Project description:Vaccine-induced immunity has been shown to alter the course of a respiratory syncytial virus (RSV) infection both in murine models and in humans. To elucidate which mechanisms underlie the effect of vaccine-induced immunity on the course of RSV infection, transcription profiles in the lungs of RSV-infected mice were examined by microarray analysis. Three models were used: RSV reinfection as a model for natural immunity, RSV challenge after formalin-inactivated RSV vaccination as a model for vaccine-enhanced disease, and RSV challenge following vaccination with recombinant RSV virus lacking the G gene (DeltaG-RSV) as a model for vaccine-induced immunity. Gene transcription profiles, histopathology, and viral loads were analyzed at 1, 2, and 5 days after RSV challenge. On the first 2 days after challenge, all mice displayed an expression pattern in the lung similar of that found in primary infection, showing a strong innate immune response. On day 5 after RSV reinfection or after challenge following DeltaG-RSV vaccination, the innate immune response was waning. In contrast, in mice with vaccine-enhanced disease, the innate immune response 5 days after RSV challenge was still present even though viral replication was diminished. In addition, only in this group was Th2 gene expression induced. These findings support a hypothesis that vaccine-enhanced disease is mediated by prolonged innate immune responses and Th2 polarization in the absence of viral replication.

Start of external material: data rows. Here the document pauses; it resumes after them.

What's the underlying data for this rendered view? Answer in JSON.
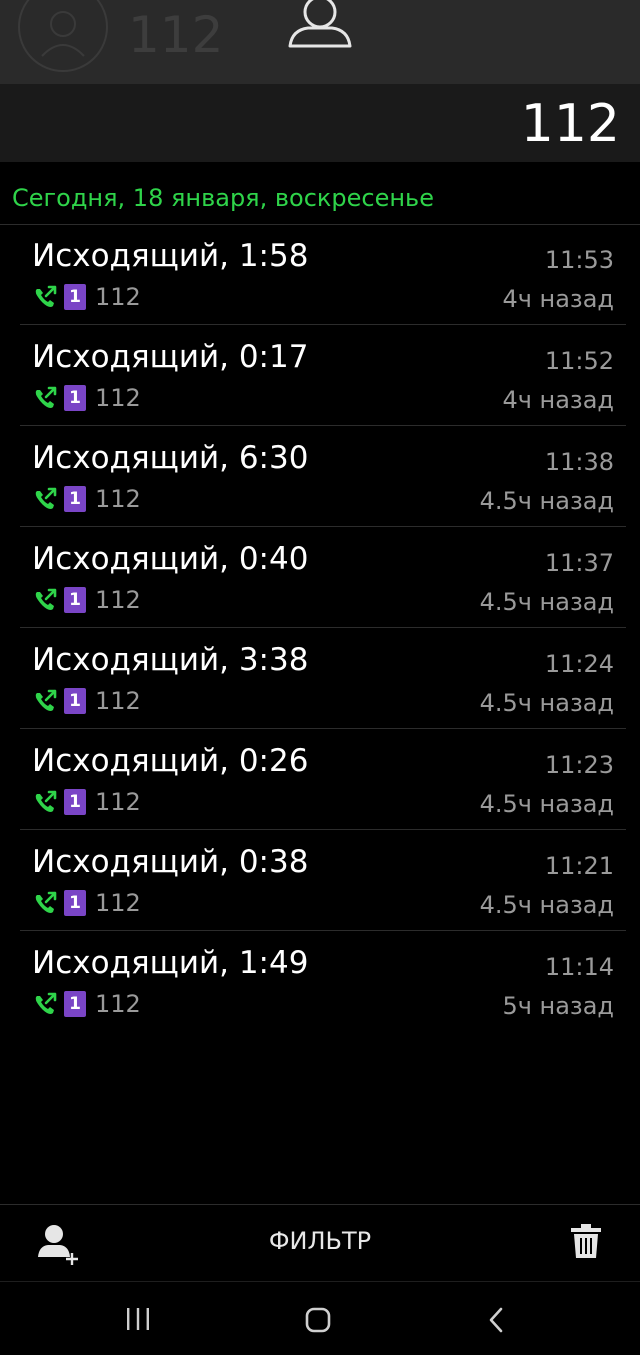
{
  "topbar": {
    "faded_number": "112",
    "avatar_icon": "person-icon"
  },
  "header": {
    "number": "112"
  },
  "date_header": "Сегодня, 18 января, воскресенье",
  "calls": [
    {
      "title": "Исходящий, 1:58",
      "time": "11:53",
      "sim": "1",
      "number": "112",
      "ago": "4ч назад"
    },
    {
      "title": "Исходящий, 0:17",
      "time": "11:52",
      "sim": "1",
      "number": "112",
      "ago": "4ч назад"
    },
    {
      "title": "Исходящий, 6:30",
      "time": "11:38",
      "sim": "1",
      "number": "112",
      "ago": "4.5ч назад"
    },
    {
      "title": "Исходящий, 0:40",
      "time": "11:37",
      "sim": "1",
      "number": "112",
      "ago": "4.5ч назад"
    },
    {
      "title": "Исходящий, 3:38",
      "time": "11:24",
      "sim": "1",
      "number": "112",
      "ago": "4.5ч назад"
    },
    {
      "title": "Исходящий, 0:26",
      "time": "11:23",
      "sim": "1",
      "number": "112",
      "ago": "4.5ч назад"
    },
    {
      "title": "Исходящий, 0:38",
      "time": "11:21",
      "sim": "1",
      "number": "112",
      "ago": "4.5ч назад"
    },
    {
      "title": "Исходящий, 1:49",
      "time": "11:14",
      "sim": "1",
      "number": "112",
      "ago": "5ч назад"
    }
  ],
  "bottom_bar": {
    "filter_label": "ФИЛЬТР",
    "add_contact_icon": "add-contact-icon",
    "delete_icon": "trash-icon"
  },
  "colors": {
    "accent_green": "#2fd44a",
    "sim_purple": "#7a45c6",
    "secondary_text": "#9a9a9a"
  }
}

Project description:Respiratory syncytial virus (RSV) is the major cause of lower respiratory tract infections in infants and is characterized by pulmonary infiltration of B cells in fatal cases. We analyzed the B cell compartment in human newborns and identified a population of neonatal regulatory B lymphocytes (nBreg cells) that produced interleukin 10 (IL-10) in response to RSV infection. The polyreactive B cell receptor of nBreg cells interacted with RSV protein F and induced upregulation of chemokine receptor CX3CR1. CX3CR1 interacted with RSV glycoprotein G, leading to nBreg cell infection and IL-10 production that dampened T helper 1 (Th1) cytokine production. In the respiratory tract of neonates with severe RSV-induced acute bronchiolitis, RSV-infected nBreg cell frequencies correlated with increased viral load and decreased blood memory Th1 cell frequencies. Thus, the frequency of nBreg cells is predictive of the severity of acute bronchiolitis disease and nBreg cell activity may constitute an early-life host response that favors microbial pathogenesis.